The U.S. on Monday eased some restrictions imposed last week on Chinese tech giant Huawei, a rollback that will be in effect for 90 days starting on Monday.
The U.S. Department of Commerce said in a statement the temporary exemptions will authorize specific, limited engagement in Huawei's transactions involving the export, re-export and transfer of items.
"This license will allow operations to continue for existing Huawei mobile phone users and rural broadband networks," U.S. Secretary of Commerce Wilbur Ross said.
In response to Google's suspension of business involving the transfer of hardware, software and technical services with Huawei following the U.S. government's blacklist, the Chinese Foreign Ministry said on Monday that China will fully support Chinese enterprises in defending their legitimate rights through legal methods.
Huawei also said in a statement that the company has made substantial contributions to the development of Android around the world, and its products will not be affected in the Chinese market.
The U.S. Commerce Department on May 15 added Huawei to the "Entity List" that bans the company and its 70 affiliates from buying technology and components from American firms without U.S. government approval.

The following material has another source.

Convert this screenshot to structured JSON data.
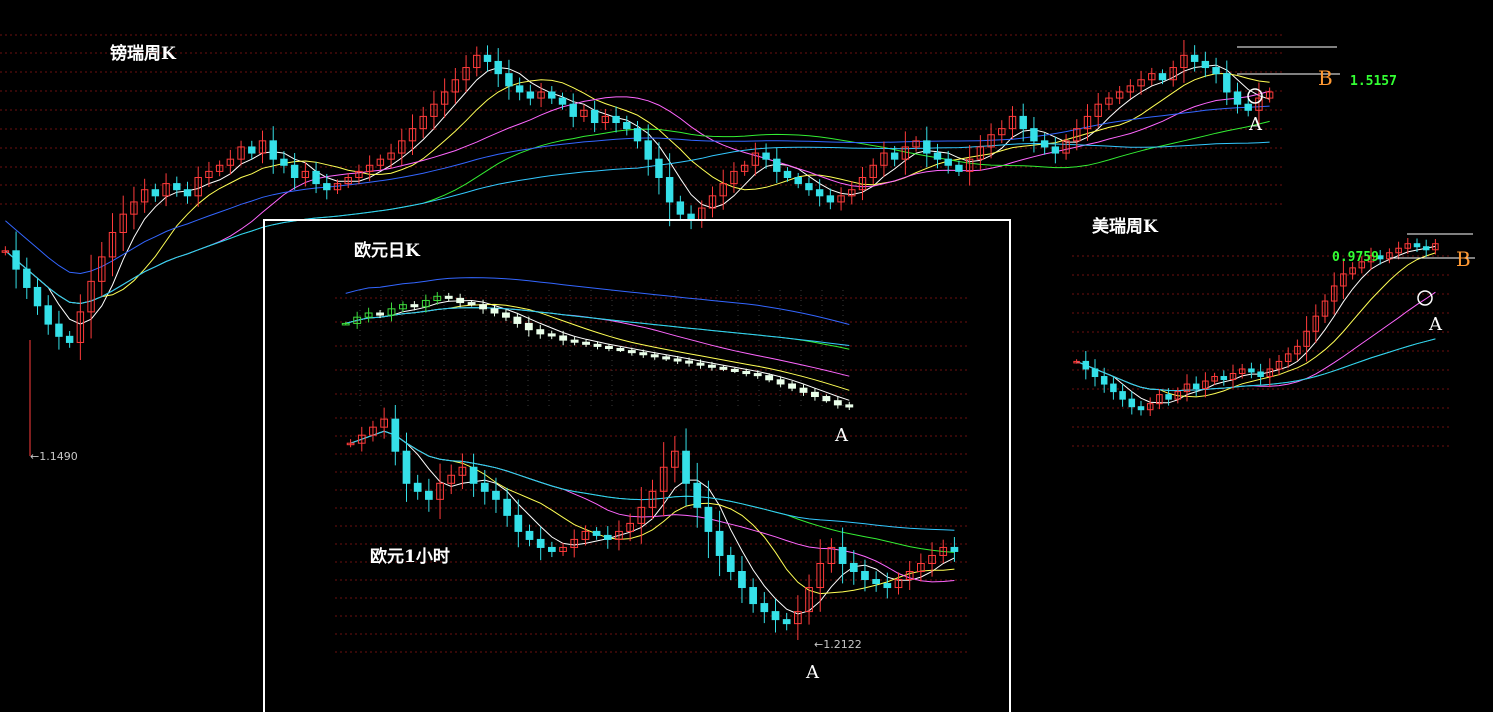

On May 19, Huawei's founder and CEO Ren Zhengfei said that the company was fully prepared for the U.S. restrictions and would be "fine" even if U.S. chipmakers would not sell chips to the company.